Given the growing evidence for inflammatory and senescent microglia and astrocytes to drive the progression of neurodegenerative conditions such as Alzheimer's disease, there is a need for practical, cost-effective ways to assess the burden of inflamed supporting cells in the brain. The senolytic combination of dasatinib and quercetin has been shown to clear senescent cells in the brain, and improve symptoms in animal models of neurodegeneration. Similarly, CSF1R inhibitors such as PLX3397 can clear microglia from the brain, a beneficial procedure when performed in mice with neuroinflammation. Trials in human patients will be that much easier to justify to the powers that be given a way to clearly assess the degree to which harmful cells are cleared by such treatments.
Researchers have demonstrated that diffusion-weighted MRI (dw-MRI) can noninvasively and differentially detect the activation of microglia and astrocytes, two types of brain cells that are at the basis of neuroinflammation and its progression. Degenerative brain diseases such as Alzheimer's and other dementias, Parkinson's, or multiple sclerosis are a pressing and difficult problem to address. Sustained activation of two types of brain cells, microglia and astrocytes leads to chronic inflammation in the brain that is one of the causes of neurodegeneration and contributes to its progression.
This is the first time it has been shown that the signal from this type of MRI can detect microglial and astrocyte activation, with specific footprints for each cell population. The researchers have also shown that this technique is sensitive and specific for detecting inflammation with and without neurodegeneration, so that both conditions can be differentiated. In addition, it makes it possible to discriminate between inflammation and demyelination characteristic of multiple sclerosis.
To validate the model, the researchers used an established paradigm of inflammation in rats based on intracerebral administration of lipopolysaccharide (LPS). In this paradigm, neuronal viability and morphology are preserved, while inducing, first, an activation of microglia, and in a delayed manner, an astrocyte response. This temporal sequence of cellular events allows glial responses to be transiently dissociated from neuronal degeneration and the signature of reactive microglia investigated independently of astrogliosis.

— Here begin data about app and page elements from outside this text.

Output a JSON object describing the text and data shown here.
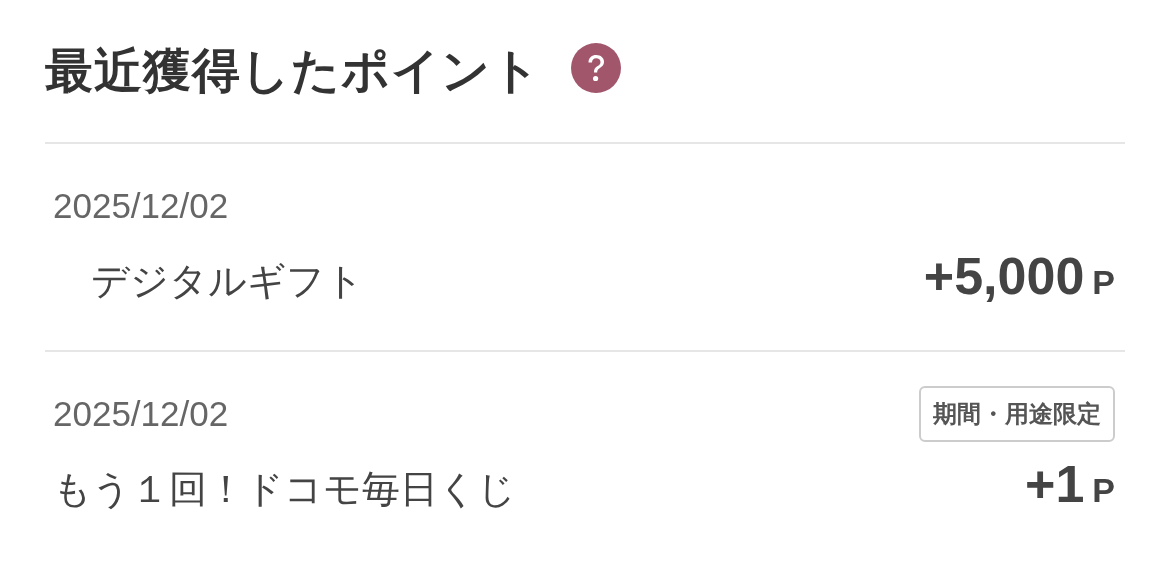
{
  "title": "最近獲得したポイント",
  "entries": [
    {
      "date": "2025/12/02",
      "name": "　デジタルギフト",
      "amount": "+5,000",
      "unit": "P"
    },
    {
      "date": "2025/12/02",
      "badge": "期間・用途限定",
      "name": "もう１回！ドコモ毎日くじ",
      "amount": "+1",
      "unit": "P"
    }
  ]
}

To isolate the imprint of astrocyte activation, the researchers repeated the experiment by pretreating the animals with an inhibitor that temporarily ablates about 90% of microglia.